Work to be completed – Pictures in the listing do not belong in the copy, which should repeat exactly the lines from the one holding "Transcribe this image's" through the last line.
..........
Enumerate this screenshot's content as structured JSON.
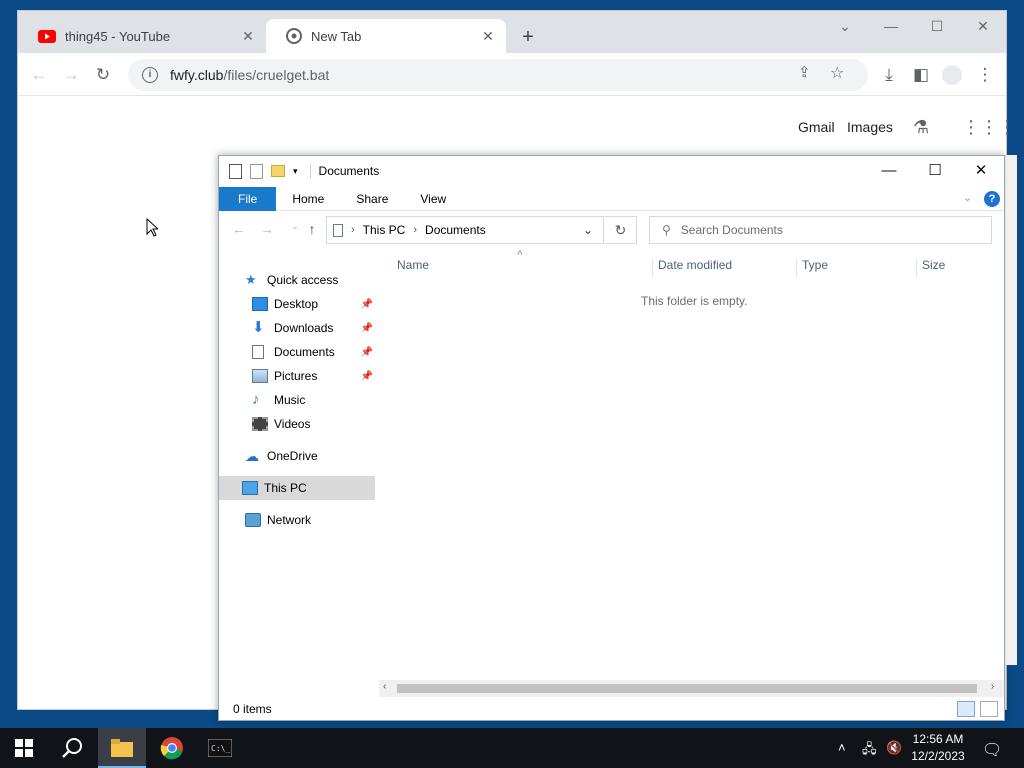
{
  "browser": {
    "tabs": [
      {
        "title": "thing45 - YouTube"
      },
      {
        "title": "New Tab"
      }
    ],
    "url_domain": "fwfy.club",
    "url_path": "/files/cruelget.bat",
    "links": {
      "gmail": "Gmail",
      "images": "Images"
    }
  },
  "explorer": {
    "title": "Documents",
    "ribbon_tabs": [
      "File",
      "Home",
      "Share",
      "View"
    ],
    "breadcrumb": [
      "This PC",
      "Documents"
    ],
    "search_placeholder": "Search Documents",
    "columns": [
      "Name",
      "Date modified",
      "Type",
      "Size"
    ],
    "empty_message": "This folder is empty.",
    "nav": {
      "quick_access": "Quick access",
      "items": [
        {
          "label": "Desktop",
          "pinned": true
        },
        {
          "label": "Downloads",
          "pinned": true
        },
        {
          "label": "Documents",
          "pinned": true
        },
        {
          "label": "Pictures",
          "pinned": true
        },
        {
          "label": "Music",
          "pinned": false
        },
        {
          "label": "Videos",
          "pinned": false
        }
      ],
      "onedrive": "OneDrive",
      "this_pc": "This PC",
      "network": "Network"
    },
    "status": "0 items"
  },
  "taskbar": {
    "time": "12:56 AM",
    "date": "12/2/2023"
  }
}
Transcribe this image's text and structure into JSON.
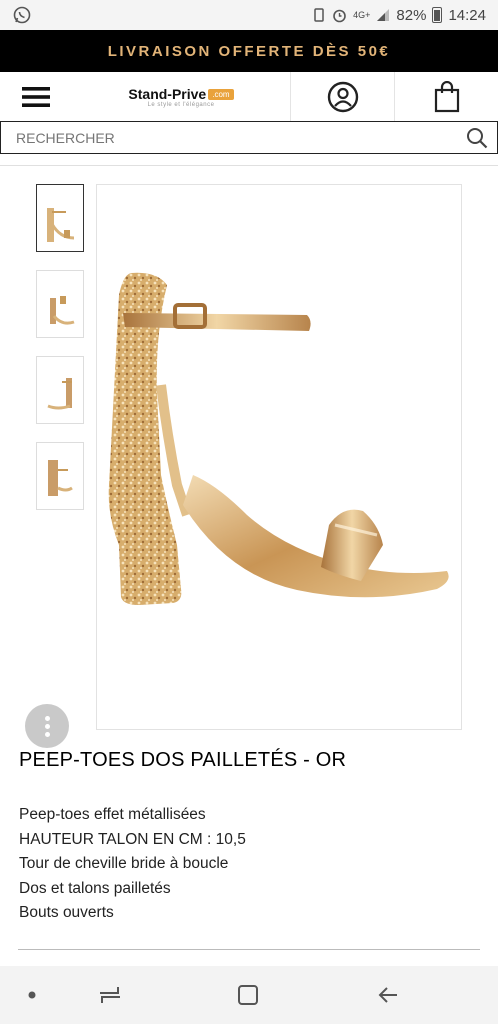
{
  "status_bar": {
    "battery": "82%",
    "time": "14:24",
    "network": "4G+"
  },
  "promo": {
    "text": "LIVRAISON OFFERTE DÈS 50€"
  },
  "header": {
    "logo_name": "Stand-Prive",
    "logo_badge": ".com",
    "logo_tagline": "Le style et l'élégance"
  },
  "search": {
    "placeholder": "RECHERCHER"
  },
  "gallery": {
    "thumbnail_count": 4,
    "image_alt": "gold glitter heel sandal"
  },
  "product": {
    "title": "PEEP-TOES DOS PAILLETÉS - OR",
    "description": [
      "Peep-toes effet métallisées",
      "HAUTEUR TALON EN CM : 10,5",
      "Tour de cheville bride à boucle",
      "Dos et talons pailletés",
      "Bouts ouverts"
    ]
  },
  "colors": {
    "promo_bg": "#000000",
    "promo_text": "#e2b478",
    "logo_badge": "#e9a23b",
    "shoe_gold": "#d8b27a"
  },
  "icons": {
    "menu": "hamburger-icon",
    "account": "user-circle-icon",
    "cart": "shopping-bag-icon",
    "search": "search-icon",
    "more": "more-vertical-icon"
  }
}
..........
The completed task –
Transcribe this image's text and structure into JSON.
{
  "status_bar": {
    "battery": "82%",
    "time": "14:24",
    "network": "4G+"
  },
  "promo": {
    "text": "LIVRAISON OFFERTE DÈS 50€"
  },
  "header": {
    "logo_name": "Stand-Prive",
    "logo_badge": ".com",
    "logo_tagline": "Le style et l'élégance"
  },
  "search": {
    "placeholder": "RECHERCHER"
  },
  "gallery": {
    "thumbnail_count": 4,
    "image_alt": "gold glitter heel sandal"
  },
  "product": {
    "title": "PEEP-TOES DOS PAILLETÉS - OR",
    "description": [
      "Peep-toes effet métallisées",
      "HAUTEUR TALON EN CM : 10,5",
      "Tour de cheville bride à boucle",
      "Dos et talons pailletés",
      "Bouts ouverts"
    ]
  },
  "colors": {
    "promo_bg": "#000000",
    "promo_text": "#e2b478",
    "logo_badge": "#e9a23b",
    "shoe_gold": "#d8b27a"
  },
  "icons": {
    "menu": "hamburger-icon",
    "account": "user-circle-icon",
    "cart": "shopping-bag-icon",
    "search": "search-icon",
    "more": "more-vertical-icon"
  }
}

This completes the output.